Although not an original goal of these networks, they have recently been used to provide insight into environmental changes in the oceans and polar regions, as well as unique observations about how large volcanic eruptions oscillate the Earth’s atmosphere.
In addition, these networks have helped scientists and engineers understand regions of potential hazard and develop building codes that mitigate loss of life and property after large earthquakes.
How can scientists continue to advance the quality of seismic data and networks?
Continued long-term and freely accessible monitoring data provided by global seismographic networks and support from the international scientific community to ensure high-quality data would be beneficial to advancement. Many scientific discoveries made using global seismic data were only possible after decades of data collection. For example, monitoring the rotation of the inner core, which is responsible for Earth’s magnetic field, required long running high-quality data records from globally distributed stations.
Are there any additional interdisciplinary uses for GSNs?

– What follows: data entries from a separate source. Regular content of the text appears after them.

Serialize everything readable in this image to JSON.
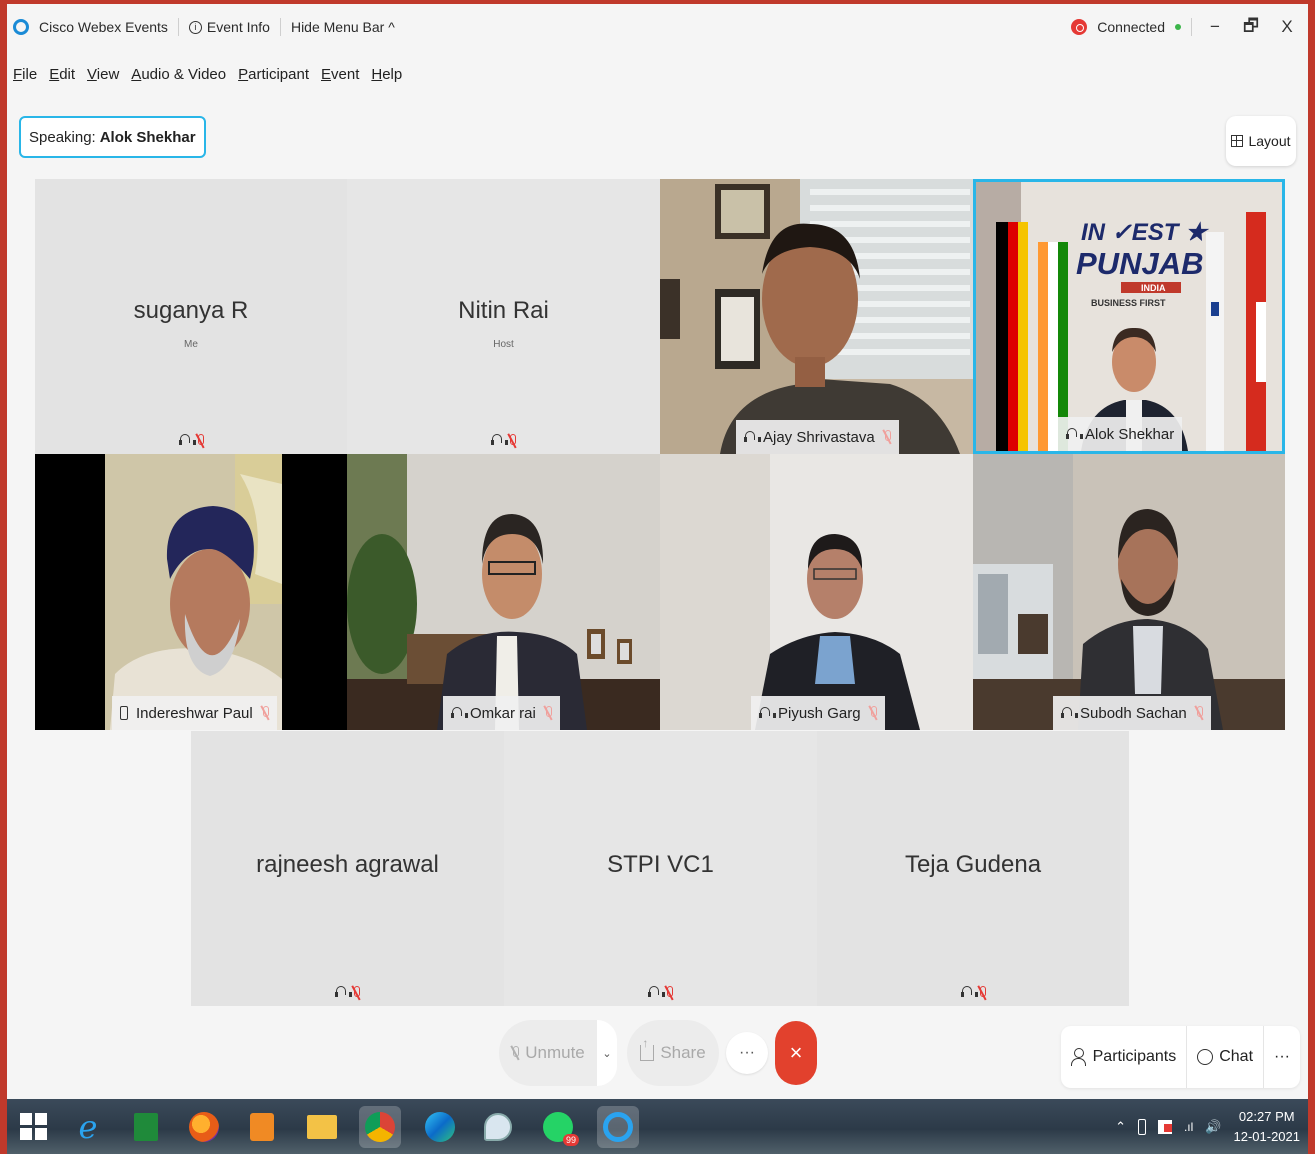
{
  "title_bar": {
    "app_name": "Cisco Webex Events",
    "event_info": "Event Info",
    "hide_menu": "Hide Menu Bar ^",
    "status": "Connected",
    "minimize": "−",
    "restore": "🗗",
    "close": "X"
  },
  "menu": [
    "File",
    "Edit",
    "View",
    "Audio & Video",
    "Participant",
    "Event",
    "Help"
  ],
  "speaking": {
    "label": "Speaking:",
    "name": "Alok Shekhar"
  },
  "layout_label": "Layout",
  "participants": [
    {
      "name": "suganya R",
      "role": "Me"
    },
    {
      "name": "Nitin Rai",
      "role": "Host"
    },
    {
      "name": "Ajay Shrivastava"
    },
    {
      "name": "Alok Shekhar"
    },
    {
      "name": "Indereshwar Paul"
    },
    {
      "name": "Omkar rai"
    },
    {
      "name": "Piyush Garg"
    },
    {
      "name": "Subodh Sachan"
    },
    {
      "name": "rajneesh agrawal"
    },
    {
      "name": "STPI VC1"
    },
    {
      "name": "Teja Gudena"
    }
  ],
  "banner": {
    "line1": "IN ✓EST ★",
    "line2": "PUNJAB",
    "line3": "INDIA",
    "line4": "BUSINESS FIRST"
  },
  "controls": {
    "unmute": "Unmute",
    "share": "Share",
    "more": "···",
    "end": "×",
    "participants": "Participants",
    "chat": "Chat",
    "right_more": "···"
  },
  "taskbar": {
    "whatsapp_badge": "99",
    "time": "02:27 PM",
    "date": "12-01-2021"
  },
  "colors": {
    "accent": "#29b6e8",
    "end_call": "#e2412d",
    "mute_red": "#e53935",
    "connected_green": "#3bb54a"
  }
}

The very broadband nature and multidisciplinary development of global seismic networks makes them very well-suited to be used for interdisciplinary studies. Earth scientists have been able to use global seismic network data to study changes in climate and oceans. Many global seismic stations not only record seismic data, but also atmospheric data (such as pressure) and the Earth’s magnetic field. These additional data streams can be used to study things like how large volcanoes, such as the volcanic eruption near Tonga on 15 January 2022, erupted and how the energy seismically coupled into the Earth.
What are some remaining challenges where additional research, data or modeling efforts are needed?
Global seismographic networks have been widely successful at imaging the interior of the Earth, quantifying where tectonic plate boundaries are, and reducing geological hazards. Similar to how new and improved telescopes produce higher resolution images of distant galaxies, continued improvements to the infrastructure and instrumentation of global seismic networks will lead to new discoveries and an improved understanding of the Earth’s structure, atmospheric interactions, and geologic hazards.
Many questions about the Earth still remain for which seismic data may help provide answers. For example, seismic data could provide one of the key tools for better understanding the evolution of the interior of the Earth and how it interacts with Earth surface processes. The long-running data streams from global seismographic networks could also help us understand increasing extreme climate activity that interacts with the Earth’s surface. Additionally, global station coverage is sparse in some regions, including in ocean basins and in central Africa, which limits our ability to detect earthquakes and thus obtain clear images on Earth structure in these regions.
Editor’s Note: It is the policy of AGU Publications to invite the authors of articles published in Reviews of Geophysics to write a summary for Eos Editors’ Vox.